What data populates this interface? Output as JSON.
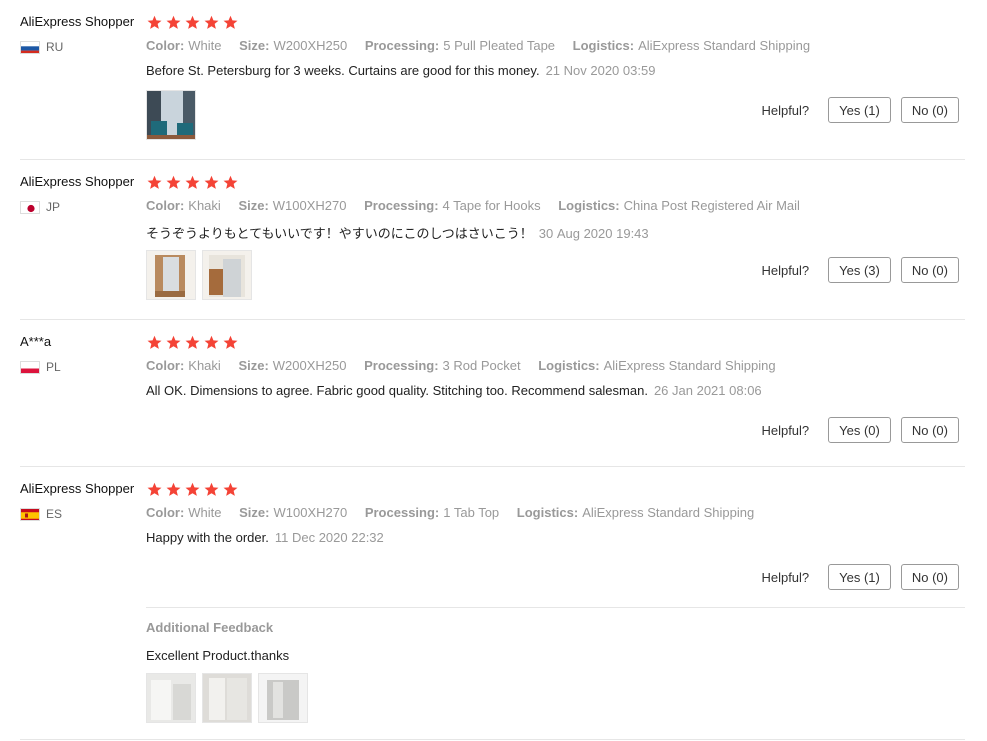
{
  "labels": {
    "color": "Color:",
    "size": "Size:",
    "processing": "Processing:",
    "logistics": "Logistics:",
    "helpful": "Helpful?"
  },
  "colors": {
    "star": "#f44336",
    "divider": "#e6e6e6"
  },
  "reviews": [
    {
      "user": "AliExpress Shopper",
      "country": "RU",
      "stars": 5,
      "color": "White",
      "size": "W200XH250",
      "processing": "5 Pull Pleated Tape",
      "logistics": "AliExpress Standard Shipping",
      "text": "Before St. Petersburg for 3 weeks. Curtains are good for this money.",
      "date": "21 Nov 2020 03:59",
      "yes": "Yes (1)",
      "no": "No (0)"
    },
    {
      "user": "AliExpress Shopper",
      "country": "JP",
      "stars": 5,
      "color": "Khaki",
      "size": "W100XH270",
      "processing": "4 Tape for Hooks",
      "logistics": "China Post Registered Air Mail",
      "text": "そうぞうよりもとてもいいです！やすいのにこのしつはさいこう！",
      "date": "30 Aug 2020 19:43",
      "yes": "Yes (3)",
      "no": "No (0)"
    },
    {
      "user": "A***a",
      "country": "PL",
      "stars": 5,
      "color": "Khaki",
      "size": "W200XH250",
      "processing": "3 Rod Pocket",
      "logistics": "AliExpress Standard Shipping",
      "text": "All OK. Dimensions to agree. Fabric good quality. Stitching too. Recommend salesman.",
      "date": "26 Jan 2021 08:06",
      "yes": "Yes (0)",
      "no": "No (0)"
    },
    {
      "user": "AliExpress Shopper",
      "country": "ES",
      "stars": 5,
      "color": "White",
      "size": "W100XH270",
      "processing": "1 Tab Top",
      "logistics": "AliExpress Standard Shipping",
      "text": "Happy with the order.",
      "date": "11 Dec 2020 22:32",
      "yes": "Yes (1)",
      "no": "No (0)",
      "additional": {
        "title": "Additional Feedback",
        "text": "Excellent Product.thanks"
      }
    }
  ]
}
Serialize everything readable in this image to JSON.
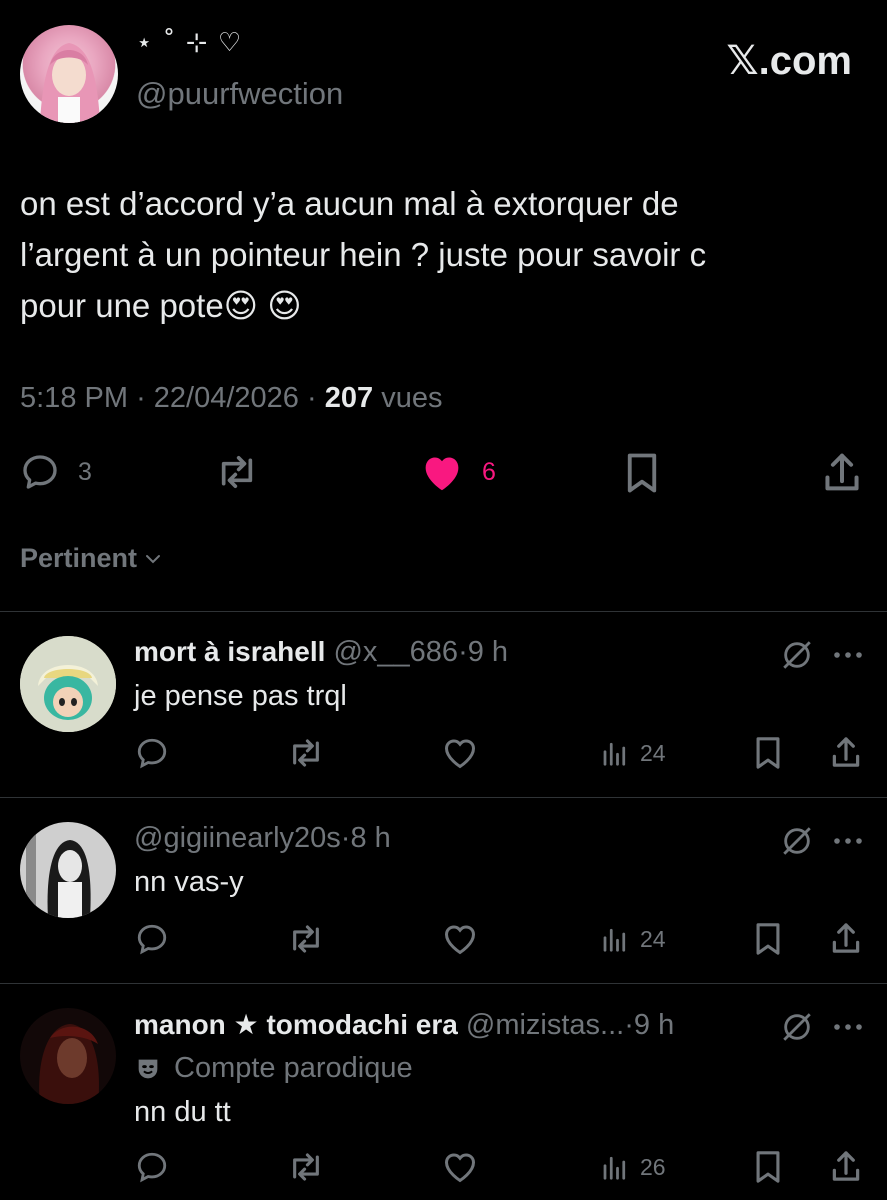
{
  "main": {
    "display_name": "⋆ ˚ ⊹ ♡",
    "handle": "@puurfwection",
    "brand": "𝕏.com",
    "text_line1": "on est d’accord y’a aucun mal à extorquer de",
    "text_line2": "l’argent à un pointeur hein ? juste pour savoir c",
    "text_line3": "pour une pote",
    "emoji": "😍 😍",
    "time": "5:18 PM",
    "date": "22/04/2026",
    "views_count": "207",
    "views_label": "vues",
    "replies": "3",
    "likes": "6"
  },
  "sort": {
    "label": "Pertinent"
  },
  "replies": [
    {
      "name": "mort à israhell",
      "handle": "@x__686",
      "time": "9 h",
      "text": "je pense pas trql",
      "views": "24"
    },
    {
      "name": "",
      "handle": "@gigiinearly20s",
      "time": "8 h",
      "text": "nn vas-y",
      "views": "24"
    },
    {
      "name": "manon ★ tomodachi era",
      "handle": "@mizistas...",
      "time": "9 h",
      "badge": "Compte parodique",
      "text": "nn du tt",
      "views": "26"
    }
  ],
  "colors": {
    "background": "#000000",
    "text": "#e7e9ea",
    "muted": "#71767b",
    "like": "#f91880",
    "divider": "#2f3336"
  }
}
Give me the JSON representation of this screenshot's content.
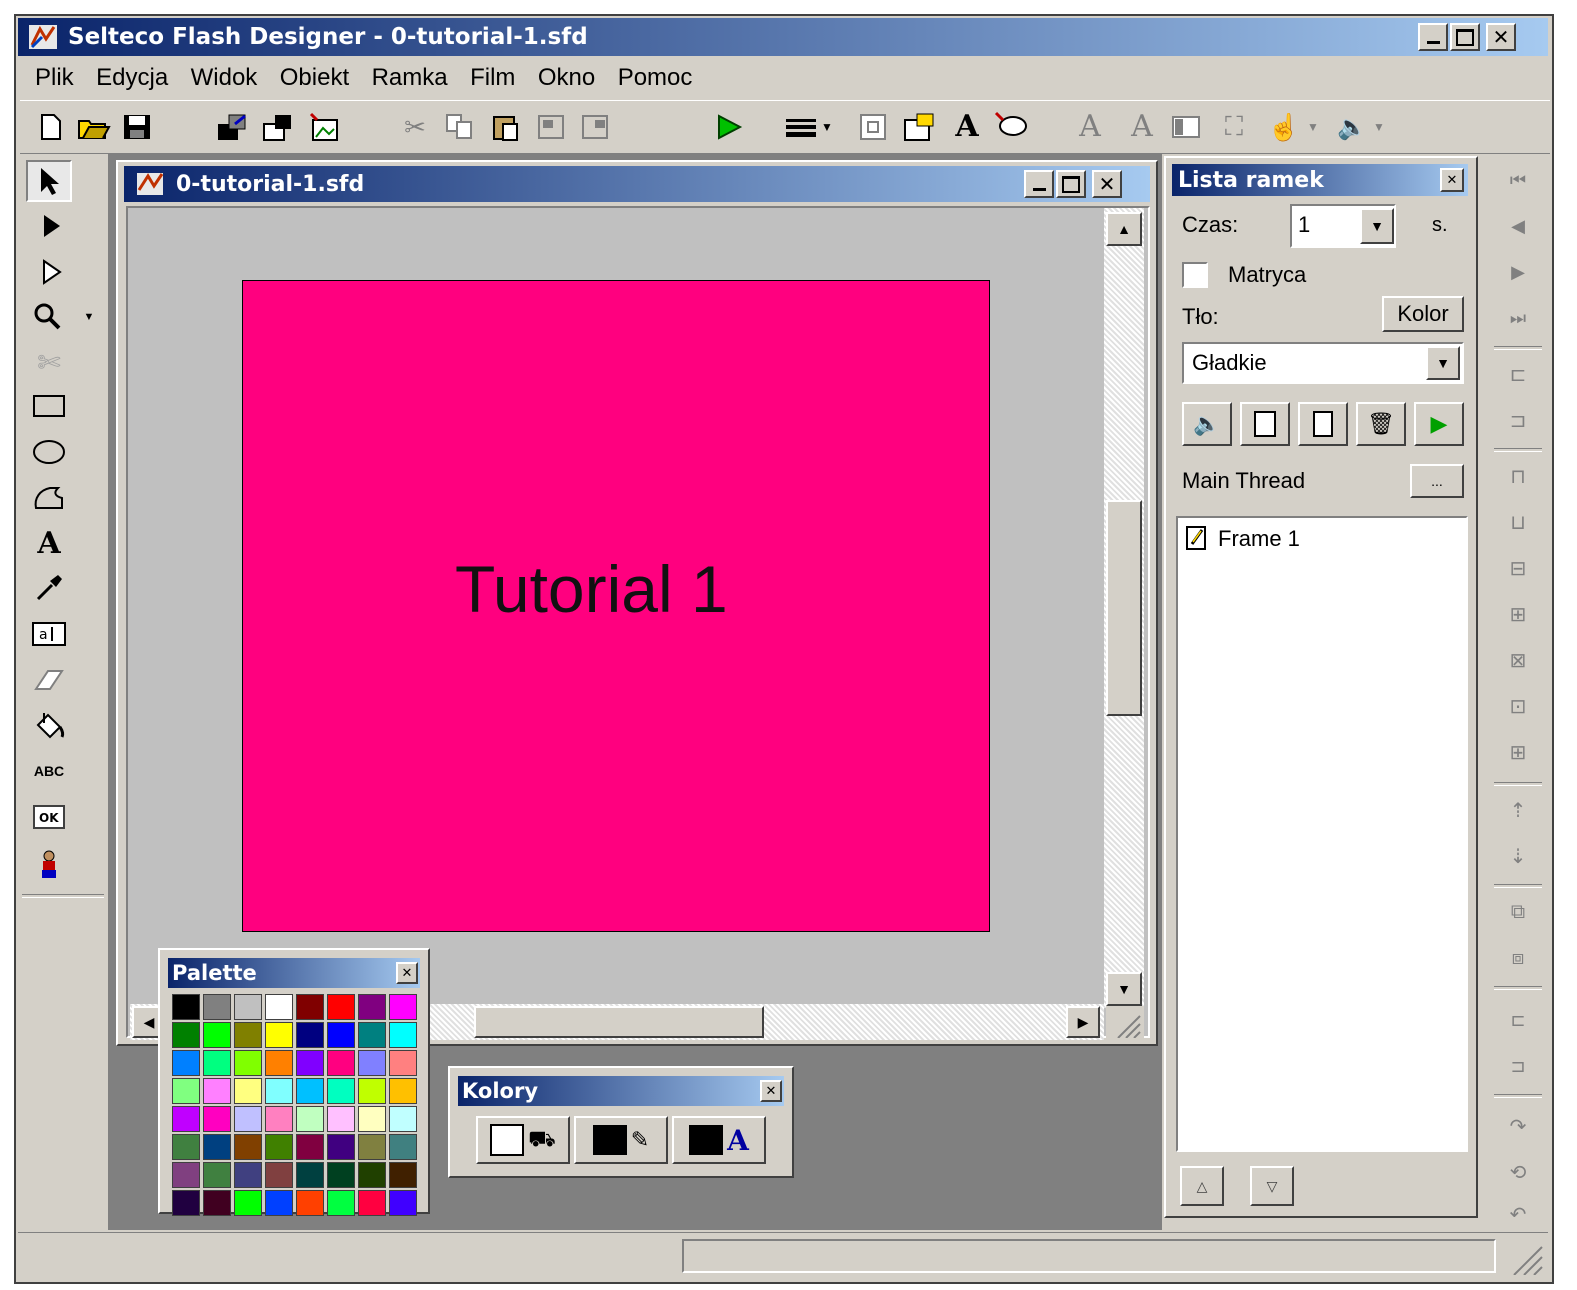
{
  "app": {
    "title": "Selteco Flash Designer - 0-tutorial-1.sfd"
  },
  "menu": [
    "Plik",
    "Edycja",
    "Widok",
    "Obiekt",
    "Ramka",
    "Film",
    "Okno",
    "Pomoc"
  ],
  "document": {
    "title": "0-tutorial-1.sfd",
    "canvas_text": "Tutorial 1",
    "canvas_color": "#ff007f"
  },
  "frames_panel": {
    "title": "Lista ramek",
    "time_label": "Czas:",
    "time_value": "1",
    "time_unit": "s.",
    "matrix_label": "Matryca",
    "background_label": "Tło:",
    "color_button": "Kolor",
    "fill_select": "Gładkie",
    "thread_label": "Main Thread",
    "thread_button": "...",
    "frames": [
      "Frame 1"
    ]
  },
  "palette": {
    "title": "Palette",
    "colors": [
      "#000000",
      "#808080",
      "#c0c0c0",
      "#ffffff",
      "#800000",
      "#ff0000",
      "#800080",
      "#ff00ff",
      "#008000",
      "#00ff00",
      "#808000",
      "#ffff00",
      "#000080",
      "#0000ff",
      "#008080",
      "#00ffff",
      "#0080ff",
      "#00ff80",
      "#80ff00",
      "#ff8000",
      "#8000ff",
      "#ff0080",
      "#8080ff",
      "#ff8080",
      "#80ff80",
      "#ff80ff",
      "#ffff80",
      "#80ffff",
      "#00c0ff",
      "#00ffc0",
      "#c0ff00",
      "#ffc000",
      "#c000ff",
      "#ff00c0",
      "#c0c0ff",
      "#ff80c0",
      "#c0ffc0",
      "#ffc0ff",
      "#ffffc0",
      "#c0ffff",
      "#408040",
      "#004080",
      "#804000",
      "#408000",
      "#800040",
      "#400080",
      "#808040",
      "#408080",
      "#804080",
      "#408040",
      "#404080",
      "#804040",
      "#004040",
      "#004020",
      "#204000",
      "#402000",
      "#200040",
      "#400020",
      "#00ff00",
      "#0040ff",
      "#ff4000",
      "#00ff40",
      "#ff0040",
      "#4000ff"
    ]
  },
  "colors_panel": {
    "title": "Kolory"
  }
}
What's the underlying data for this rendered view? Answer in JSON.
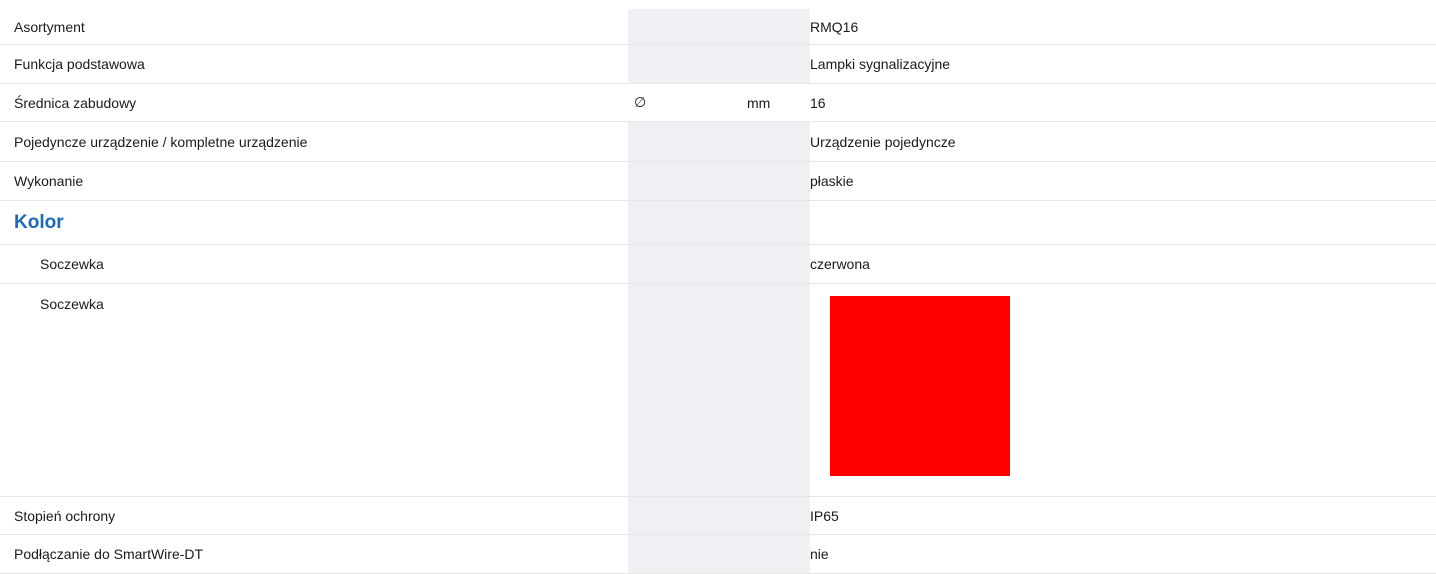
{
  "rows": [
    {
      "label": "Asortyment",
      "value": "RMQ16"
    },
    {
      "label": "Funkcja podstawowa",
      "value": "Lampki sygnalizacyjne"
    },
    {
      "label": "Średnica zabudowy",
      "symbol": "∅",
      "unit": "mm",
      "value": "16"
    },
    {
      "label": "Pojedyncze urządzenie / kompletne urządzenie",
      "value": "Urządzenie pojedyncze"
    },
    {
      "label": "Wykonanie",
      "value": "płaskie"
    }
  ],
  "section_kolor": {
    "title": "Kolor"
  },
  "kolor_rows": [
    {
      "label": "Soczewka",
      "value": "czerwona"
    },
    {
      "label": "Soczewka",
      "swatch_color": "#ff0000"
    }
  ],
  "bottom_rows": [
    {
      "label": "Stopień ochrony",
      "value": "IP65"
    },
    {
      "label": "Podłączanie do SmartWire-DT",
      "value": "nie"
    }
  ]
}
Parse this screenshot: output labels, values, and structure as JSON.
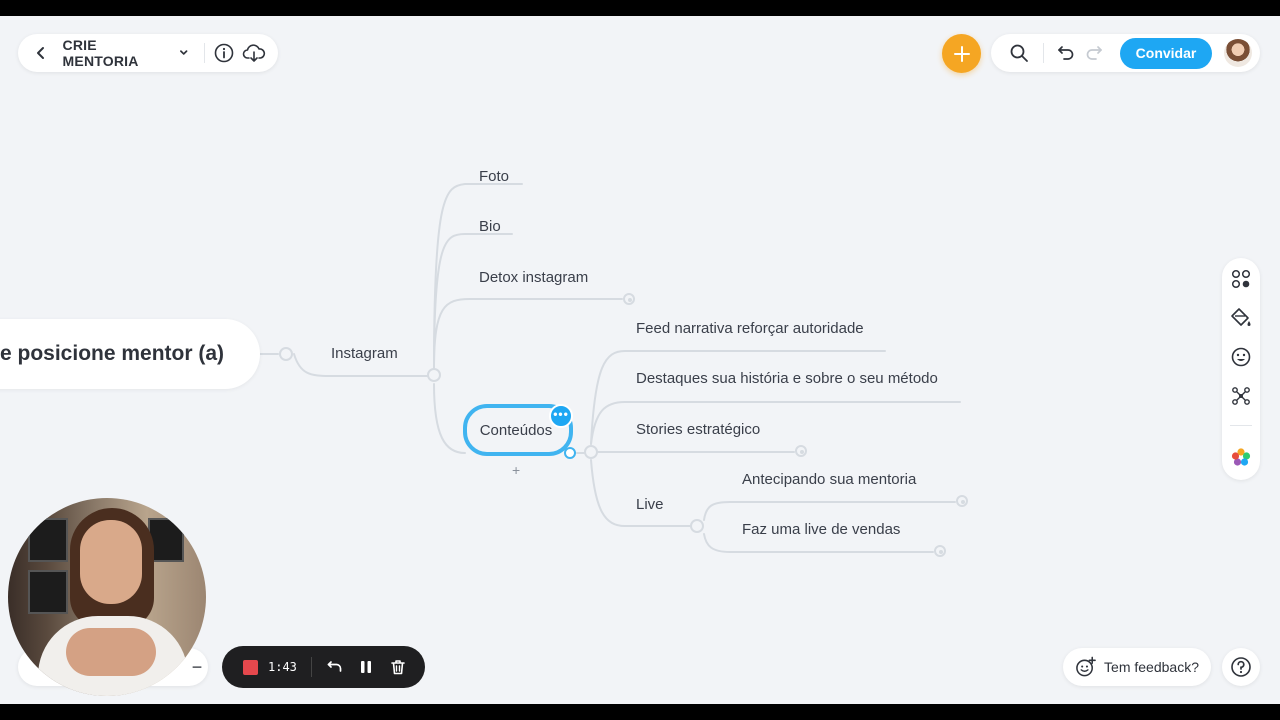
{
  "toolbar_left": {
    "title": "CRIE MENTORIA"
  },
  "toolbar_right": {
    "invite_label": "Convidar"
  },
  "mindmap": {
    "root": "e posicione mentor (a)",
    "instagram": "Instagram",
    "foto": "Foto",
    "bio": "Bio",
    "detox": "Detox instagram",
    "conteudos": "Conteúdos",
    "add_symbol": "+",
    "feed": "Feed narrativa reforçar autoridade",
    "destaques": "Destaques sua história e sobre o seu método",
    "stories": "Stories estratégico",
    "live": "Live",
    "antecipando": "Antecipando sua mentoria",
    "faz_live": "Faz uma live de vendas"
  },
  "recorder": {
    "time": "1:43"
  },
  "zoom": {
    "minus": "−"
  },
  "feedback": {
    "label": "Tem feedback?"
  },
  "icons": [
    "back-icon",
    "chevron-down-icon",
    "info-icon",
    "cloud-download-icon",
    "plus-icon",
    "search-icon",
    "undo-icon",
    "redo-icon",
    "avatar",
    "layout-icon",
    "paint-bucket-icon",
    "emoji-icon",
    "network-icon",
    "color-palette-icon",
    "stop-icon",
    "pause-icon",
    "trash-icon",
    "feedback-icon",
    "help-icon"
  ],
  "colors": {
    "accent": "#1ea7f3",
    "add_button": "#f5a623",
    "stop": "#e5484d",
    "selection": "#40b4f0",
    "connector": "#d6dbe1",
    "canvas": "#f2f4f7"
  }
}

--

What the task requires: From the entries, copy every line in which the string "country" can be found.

Expected answer:
      "country": "RU",
      "country": "JP",
      "country": "PL",
      "country": "ES",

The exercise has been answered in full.